(Records contained in a dataset)
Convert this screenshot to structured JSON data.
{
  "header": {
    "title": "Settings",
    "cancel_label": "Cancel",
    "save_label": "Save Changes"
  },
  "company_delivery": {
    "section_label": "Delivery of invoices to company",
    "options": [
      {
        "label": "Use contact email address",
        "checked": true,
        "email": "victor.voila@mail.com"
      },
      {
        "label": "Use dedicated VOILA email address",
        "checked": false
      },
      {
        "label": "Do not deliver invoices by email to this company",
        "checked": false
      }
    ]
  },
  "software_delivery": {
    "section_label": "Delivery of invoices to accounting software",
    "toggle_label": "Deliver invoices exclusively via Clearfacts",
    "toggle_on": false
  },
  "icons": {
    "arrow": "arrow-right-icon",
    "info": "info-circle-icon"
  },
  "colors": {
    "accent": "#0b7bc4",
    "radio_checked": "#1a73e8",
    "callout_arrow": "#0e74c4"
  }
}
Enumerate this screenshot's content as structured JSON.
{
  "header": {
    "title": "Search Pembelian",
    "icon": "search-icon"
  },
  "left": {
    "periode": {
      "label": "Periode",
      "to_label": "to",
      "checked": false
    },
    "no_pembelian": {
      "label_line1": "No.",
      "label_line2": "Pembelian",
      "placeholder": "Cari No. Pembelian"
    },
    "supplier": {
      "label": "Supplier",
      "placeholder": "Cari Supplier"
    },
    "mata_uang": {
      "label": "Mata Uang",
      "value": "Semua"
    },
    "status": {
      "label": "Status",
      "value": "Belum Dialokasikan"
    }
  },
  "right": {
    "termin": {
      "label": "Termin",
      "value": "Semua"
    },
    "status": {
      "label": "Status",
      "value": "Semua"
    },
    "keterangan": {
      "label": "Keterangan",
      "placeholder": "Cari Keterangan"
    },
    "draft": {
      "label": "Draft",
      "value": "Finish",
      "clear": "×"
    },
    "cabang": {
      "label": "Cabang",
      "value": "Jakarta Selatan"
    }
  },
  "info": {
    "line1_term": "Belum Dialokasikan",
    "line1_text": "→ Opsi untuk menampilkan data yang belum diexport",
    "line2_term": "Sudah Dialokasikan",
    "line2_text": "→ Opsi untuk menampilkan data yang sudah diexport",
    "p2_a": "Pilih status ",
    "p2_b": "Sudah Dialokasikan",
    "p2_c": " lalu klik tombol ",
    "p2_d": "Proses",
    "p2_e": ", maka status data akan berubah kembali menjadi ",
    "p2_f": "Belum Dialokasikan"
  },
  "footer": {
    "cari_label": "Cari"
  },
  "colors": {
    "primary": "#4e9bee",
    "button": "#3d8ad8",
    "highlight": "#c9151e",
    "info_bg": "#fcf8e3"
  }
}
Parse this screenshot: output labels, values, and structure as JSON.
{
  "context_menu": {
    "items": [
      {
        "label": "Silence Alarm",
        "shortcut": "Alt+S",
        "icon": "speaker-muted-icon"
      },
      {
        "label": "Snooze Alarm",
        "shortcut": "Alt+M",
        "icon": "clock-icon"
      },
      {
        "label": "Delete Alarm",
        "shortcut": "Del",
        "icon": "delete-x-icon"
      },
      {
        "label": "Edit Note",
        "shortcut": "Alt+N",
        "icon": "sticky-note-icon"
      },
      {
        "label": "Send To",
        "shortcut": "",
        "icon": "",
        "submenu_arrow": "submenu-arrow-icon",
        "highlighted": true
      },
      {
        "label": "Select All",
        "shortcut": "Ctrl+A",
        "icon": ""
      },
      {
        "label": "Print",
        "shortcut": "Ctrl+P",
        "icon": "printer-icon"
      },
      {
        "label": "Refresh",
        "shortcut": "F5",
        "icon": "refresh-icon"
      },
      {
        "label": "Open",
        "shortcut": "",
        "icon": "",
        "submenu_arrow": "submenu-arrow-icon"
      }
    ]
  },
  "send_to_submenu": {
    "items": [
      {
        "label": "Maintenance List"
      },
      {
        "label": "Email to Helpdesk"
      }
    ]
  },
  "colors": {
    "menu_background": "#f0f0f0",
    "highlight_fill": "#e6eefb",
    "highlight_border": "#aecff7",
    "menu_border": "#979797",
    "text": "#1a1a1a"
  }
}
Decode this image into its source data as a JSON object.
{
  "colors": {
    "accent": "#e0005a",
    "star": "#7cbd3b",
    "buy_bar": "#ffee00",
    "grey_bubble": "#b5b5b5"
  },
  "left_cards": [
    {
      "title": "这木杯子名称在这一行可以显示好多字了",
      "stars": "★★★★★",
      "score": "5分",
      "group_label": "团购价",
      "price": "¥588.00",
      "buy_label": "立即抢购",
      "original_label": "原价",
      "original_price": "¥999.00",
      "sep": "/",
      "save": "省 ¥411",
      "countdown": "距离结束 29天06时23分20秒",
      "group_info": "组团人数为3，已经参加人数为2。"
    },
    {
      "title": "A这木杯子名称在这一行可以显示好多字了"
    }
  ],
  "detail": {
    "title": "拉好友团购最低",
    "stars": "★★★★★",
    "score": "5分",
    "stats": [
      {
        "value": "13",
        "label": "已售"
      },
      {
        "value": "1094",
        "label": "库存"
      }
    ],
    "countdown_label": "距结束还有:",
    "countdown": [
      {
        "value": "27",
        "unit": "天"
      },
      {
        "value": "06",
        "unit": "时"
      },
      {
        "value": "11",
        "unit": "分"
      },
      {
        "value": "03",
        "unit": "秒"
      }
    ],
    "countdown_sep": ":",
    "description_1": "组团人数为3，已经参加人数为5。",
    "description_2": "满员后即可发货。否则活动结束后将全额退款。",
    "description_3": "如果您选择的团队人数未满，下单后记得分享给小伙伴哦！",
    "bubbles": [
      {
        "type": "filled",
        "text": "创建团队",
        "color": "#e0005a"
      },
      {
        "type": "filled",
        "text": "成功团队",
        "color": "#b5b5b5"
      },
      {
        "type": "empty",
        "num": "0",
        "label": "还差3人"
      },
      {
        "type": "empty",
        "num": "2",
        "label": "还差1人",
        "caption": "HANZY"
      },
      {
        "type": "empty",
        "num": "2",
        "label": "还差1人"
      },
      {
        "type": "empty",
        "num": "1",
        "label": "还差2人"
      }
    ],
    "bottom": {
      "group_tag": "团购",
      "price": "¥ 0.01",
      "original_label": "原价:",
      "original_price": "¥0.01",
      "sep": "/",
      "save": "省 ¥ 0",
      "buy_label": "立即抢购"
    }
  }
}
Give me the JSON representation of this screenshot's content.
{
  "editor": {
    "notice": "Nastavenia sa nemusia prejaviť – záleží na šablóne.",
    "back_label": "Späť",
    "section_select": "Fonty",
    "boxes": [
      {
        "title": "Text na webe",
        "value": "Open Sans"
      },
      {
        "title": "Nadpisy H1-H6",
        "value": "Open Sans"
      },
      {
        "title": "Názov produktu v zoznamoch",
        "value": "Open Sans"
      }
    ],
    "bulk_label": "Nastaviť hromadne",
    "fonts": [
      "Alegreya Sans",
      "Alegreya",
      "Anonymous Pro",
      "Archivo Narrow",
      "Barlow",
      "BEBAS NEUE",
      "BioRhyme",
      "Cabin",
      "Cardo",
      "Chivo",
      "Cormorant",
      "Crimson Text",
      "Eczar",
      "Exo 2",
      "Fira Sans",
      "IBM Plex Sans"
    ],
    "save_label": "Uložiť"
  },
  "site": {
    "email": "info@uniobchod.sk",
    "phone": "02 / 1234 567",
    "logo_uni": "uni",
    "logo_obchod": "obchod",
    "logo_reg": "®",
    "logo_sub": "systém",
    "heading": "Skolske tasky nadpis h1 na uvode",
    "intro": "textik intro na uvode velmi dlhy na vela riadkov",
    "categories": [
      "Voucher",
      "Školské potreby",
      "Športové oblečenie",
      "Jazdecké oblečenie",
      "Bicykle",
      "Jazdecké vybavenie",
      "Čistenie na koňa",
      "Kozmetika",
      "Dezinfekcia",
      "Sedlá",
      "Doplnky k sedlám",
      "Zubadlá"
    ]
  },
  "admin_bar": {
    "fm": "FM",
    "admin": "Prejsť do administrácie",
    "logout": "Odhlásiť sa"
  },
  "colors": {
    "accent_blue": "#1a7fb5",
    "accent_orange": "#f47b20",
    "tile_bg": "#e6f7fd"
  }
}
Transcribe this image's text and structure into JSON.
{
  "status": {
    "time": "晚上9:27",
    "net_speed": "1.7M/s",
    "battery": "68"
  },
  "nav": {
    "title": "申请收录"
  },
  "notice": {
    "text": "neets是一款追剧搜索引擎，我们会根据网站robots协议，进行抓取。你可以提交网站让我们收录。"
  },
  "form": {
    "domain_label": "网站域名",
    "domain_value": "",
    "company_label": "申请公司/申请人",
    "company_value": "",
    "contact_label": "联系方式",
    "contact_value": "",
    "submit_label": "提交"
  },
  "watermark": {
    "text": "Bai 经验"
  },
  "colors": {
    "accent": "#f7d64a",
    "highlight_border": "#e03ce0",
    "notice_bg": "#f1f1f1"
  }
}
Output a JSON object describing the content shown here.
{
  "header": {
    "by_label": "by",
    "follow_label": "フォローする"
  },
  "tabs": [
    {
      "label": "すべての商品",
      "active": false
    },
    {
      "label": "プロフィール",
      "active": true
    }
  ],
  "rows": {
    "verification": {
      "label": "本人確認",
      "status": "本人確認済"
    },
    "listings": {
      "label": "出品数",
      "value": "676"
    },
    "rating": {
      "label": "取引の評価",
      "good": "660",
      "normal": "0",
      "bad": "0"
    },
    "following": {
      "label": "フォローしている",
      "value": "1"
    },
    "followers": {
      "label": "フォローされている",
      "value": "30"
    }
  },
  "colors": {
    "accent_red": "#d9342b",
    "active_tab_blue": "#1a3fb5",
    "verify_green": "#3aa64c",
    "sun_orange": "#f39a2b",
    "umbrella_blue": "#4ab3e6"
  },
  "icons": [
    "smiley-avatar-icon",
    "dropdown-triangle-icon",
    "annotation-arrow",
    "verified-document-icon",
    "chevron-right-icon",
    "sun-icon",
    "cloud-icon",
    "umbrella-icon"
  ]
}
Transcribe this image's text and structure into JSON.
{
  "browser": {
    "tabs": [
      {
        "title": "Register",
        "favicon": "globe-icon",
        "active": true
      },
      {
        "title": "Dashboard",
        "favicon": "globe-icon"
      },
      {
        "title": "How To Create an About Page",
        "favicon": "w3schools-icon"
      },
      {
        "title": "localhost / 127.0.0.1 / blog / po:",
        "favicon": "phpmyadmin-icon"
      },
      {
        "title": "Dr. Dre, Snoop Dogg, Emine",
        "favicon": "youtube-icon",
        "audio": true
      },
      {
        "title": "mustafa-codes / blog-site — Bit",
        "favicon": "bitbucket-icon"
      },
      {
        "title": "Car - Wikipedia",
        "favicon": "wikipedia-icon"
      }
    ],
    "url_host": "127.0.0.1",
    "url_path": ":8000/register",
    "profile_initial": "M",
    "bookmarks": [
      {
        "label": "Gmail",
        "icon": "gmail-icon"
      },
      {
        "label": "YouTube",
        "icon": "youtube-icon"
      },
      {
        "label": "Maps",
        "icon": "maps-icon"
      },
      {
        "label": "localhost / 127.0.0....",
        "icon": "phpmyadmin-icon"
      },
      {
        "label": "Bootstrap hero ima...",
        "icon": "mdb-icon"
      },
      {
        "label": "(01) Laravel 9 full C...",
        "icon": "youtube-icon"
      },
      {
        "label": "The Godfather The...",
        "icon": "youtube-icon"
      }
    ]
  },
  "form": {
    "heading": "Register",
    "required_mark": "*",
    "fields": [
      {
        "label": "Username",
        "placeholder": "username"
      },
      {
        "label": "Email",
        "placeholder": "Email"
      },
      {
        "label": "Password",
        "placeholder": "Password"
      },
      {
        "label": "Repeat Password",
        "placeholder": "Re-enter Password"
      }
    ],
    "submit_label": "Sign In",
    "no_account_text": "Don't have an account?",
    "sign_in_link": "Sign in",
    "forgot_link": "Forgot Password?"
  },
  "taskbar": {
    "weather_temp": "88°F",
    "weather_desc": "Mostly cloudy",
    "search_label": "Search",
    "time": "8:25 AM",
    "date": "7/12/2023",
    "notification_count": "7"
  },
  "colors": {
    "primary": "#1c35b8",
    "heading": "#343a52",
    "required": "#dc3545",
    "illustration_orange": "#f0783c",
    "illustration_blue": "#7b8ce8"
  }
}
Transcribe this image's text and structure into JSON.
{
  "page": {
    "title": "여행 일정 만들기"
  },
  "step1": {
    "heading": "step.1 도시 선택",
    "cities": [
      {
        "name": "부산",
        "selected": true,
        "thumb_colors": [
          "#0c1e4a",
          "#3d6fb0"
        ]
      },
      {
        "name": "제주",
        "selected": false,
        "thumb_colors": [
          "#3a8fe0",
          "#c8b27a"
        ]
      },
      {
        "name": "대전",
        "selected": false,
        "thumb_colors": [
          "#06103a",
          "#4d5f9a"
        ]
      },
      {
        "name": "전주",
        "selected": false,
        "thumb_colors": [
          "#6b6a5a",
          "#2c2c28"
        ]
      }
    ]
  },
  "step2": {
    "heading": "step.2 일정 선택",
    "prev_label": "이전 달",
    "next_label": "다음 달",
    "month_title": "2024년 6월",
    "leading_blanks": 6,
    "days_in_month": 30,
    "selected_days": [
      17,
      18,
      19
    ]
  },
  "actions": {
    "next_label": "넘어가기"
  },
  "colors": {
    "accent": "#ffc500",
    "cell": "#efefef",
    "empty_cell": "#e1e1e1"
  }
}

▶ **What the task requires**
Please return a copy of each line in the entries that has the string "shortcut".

▶ **Expected answer**
        "shortcut": "Alt+S",
        "shortcut": "Alt+M",
        "shortcut": "Del",
        "shortcut": "Alt+N",
        "shortcut": "",
        "shortcut": "Ctrl+A",
        "shortcut": "Ctrl+P",
        "shortcut": "F5",
        "shortcut": "",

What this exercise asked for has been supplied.